Today (in last period on our last day of term no less), my Year 9 class were doing the final part of our fossils activity – reassembling the skeleton! On Wednesday they cracked open the fossils and cleaned up the bones. For the last 2 days they have been drying out in the sun and we examined and sorted them this afternoon. Firstly we sourced a reference skeleton of a chicken to help us get things into perspective, as well as comparing similarities and differences to our own skeleton:

20130920-204924.jpgMost of the students (aside from a few who were a bit squeamish about the whole exercise) then worked to sort the bones into types and shapes, identifying the vertebrae, flat bones, sternum and humerus (in my preparation there were at least half a dozen chickens, hence the number of sterna in particular):

20130920-205235.jpgTo extend our activity a bit further, we then had a go at reassembling Ned Kelly’s skeleton from a worksheet I created. I wanted them to experience what it’s like to try and piece something together with whatever evidence is in front of you. Here’s the actual image:

20130920-205434.jpgSo all in all, making fossils proved to be a really rewarding exercise and the students had a great time doing it. Definitely a keeper!

Making Fossils – Conclusion

We finally cracked open our fossils today, using picks, sieves and brushes to uncover our chicken bones. Here’s the clay bricks being broken open:20130918-143601.jpgThe bones being brushed clean:

20130918-143619.jpgWashing them clean to remove the mud and clay:

20130918-143638.jpgUsing the sieve to collect the bones together:

20130918-143649.jpgHere the bones are, all collected together, ready for reassembly:

20130918-144108.jpgSuch a great experience and lots of fun too!

Year 12’s last day

A very thoughtful gift from one of my Year 12 students on their last day of Chemistry. So thoughtful! (Including checking the ingredients list to make sure that my pineapple-allergic wife can eat it!)

It’s been a real blessing to teach this class and I’m really going to miss them.

20130916-100553.jpg

“Chalk” one up for Whiteboarding and the Mistake Game

20130913-204701.jpgRecently I’ve been seeking feedback from my Year 11 Chemistry class about their plans for moving on to Year 12. (For North American readers, our Year 11 is only 3 terms long, finishing 3/4 of the way through the year so that Year 12 can go for 12 months and finish in time for their HSC exams in October. They can choose to drop a subject at this point and so many students use it as a time to take stock of how they are going.)

As a part of this feedback process, I gave them a Google Form so they could signal their intentions and give me some feedback on how our class has been going. I’ve found it really useful in the past, even if it hasn’t always been pleasant. One thing that was really enlightening, though, was the positive comments about whiteboarding and the Mistake Game.
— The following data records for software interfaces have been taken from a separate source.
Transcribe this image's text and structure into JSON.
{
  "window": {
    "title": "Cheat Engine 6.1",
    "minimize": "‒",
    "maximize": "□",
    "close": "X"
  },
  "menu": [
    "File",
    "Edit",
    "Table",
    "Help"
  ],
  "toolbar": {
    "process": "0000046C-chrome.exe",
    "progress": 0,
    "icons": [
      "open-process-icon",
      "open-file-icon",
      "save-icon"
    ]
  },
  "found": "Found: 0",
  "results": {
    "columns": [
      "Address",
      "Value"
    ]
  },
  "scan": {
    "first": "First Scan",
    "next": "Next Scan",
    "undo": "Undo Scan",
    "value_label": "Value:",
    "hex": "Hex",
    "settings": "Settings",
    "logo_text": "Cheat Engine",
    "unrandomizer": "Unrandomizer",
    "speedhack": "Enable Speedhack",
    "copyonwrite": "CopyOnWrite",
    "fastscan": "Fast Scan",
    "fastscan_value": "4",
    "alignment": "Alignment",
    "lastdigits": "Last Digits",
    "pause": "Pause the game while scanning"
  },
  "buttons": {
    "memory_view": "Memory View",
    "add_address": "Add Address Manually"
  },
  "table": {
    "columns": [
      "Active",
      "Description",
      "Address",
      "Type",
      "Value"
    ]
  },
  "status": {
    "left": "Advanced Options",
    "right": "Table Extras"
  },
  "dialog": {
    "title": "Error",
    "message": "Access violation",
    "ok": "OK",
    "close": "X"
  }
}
Here are some highlights:

“Using the whiteboards has been extremely helpful, as you can keep trying, correcting and rubbing out your working to express the process of figuring out the question in a visual form, and I enjoyed that. Also the Mistake Game was good because not only did I realise mistakes people could make, I also realised some of the mistakes I was making myself.”

“I love the whiteboards. The mistake game was effective as I found I focused a lot harder on trying to find mistakes in problems rather than trying to solve them!”

So proud!

Making Fossils – Part 2

The other day was preparation for making the fossils. Wednesday was the actual making day! Even though they took a long time to to listen to the instructions and explanation, they had a blast making them. Totally messy, gluggy and yet totally worth it. Here they are scooping the clay soil (dug from our own garden beds by our Year 9 Agriculture class)

20130913-142538.jpgMixing it with water to make a pasty mixture:

20130913-142608.jpgAnd here they are drying out in the sun in our greenhouse area:

20130913-142636.jpgWe plan on cracking them open next week some time, if they dry out enough over the next few days.